Could This Be Sleep Apnea?
You’re a smart person. But you can’t figure it out.
The puffiness and black circles seem to accompany that familiar face that stares back at you. You’re nodding off at work more than ever. It feels like the coffee machine is your best friend. Family members complain of your irritability, to which you know is true, but you haven’t always been that way.
You struggle to concentrate. You have morning headaches. You have been sleeping lighter than ever before and feel short of breath between 10:00 a.m. and 6:00 a.m.
Does this sound familiar?
You’re a smart person. So you think it through.
I stay on my sleep schedule. I know that’s recommended. I usually sleep between 7-9 hours. No caffeine past 2:00 PM. Besides, that never keeps me awake anyway. No clock in my room and I don’t sleep with the TV on. Why, why, why?
I am glad you asked. You probably don’t relate completely with the scenario I created, but no doubt if you struggle with a good portion of it, you could have a sleep disorder called sleep apnea. This disorder can manifest symptoms that the scenario laid out.
Recognizing the symptoms
Here are some symptoms of sleep apnea:1
- Loud snoring
- Episodes in which you stop breathing during sleep (which would be reported by another person)
- Gasping for air during sleep
- Awakening with a dry mouth
- Morning headache
- Difficulty staying asleep (insomnia)
- Excessive daytime sleepiness (hypersomnia)
- Difficulty paying attention while awake
What is sleep apnea?
Sleep apnea is defined by a medical dictionary as a “condition in which breathing stops for more than ten seconds during sleep.”2
The reason these episodes happen is your muscles (uvula, tonsils, the sidewalls of the throat and tongue) relax during your sleep causing the airway to narrow or in some cases, close.
You might think to yourself, At what point do I start breathing once again? That’s a great question! Your brain senses your struggle to breathe and signals your body to arouse.

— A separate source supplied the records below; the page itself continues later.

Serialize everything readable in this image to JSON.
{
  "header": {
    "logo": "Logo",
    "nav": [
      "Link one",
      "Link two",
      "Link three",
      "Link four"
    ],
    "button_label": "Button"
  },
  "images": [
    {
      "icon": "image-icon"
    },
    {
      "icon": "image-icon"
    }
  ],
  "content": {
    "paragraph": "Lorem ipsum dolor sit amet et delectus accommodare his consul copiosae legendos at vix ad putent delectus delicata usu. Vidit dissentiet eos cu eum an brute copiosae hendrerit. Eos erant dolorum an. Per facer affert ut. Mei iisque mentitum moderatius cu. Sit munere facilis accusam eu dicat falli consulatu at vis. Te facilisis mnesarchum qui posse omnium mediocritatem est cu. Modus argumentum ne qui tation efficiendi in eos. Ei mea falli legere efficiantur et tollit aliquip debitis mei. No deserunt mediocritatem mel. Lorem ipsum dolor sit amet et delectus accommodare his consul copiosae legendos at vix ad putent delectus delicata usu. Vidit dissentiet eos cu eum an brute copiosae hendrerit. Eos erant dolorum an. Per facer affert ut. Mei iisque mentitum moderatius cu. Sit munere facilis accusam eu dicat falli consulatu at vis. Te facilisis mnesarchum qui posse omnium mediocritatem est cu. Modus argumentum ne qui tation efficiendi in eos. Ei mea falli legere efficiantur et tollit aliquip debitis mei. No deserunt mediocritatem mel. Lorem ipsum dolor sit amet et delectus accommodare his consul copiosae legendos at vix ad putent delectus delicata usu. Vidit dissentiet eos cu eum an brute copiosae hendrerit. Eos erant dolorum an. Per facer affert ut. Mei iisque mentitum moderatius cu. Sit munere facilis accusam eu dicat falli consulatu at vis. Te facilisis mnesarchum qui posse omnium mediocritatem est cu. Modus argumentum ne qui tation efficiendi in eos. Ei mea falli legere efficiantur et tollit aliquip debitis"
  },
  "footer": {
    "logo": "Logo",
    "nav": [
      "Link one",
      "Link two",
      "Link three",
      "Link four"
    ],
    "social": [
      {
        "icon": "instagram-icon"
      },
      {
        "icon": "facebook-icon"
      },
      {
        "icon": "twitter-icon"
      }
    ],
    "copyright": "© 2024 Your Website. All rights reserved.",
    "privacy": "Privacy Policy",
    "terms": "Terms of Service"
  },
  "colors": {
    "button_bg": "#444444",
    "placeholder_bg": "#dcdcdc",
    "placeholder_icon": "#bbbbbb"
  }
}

You might think, I don’t notice any arousing, therefore this must not apply to me. That’s a good point, but before you click off this article let me just say, these awakenings are very brief and aren’t noticeable by the person sleeping.
Sleep apnea has different degrees of severity, just like high blood pressure does. It’s classified as mild, moderate, or severe. The higher severity the more intense the symptoms are and depending on the severity it can lead to more life-altering health issues.
Know the risks of untreated sleep apnea
Perhaps you’ve studied through the scenario and symptoms and think to yourself, I just don’t know if I can do the testing or even can afford to do it. If I do get a diagnosis, what if I can’t follow through with the treatment?
I understand that mindset, but I do want to let you know what health problems can occur and worsen because of untreated sleep apnea:3
- Breaking down of the immune system
- High blood pressure (can make it worse if already diagnosed)
- Depending on the severity, can lead to heart attacks
- Severe sleep apnea can cause a stroke
- Can lead to automobile accidents due to nodding off while driving
These are a few of the health consequences associated with undiagnosed/untreated sleep apnea. If you believe you have sleep apnea talk to your doctor.
Do you miss out on certain experiences in life because of your sleep apnea?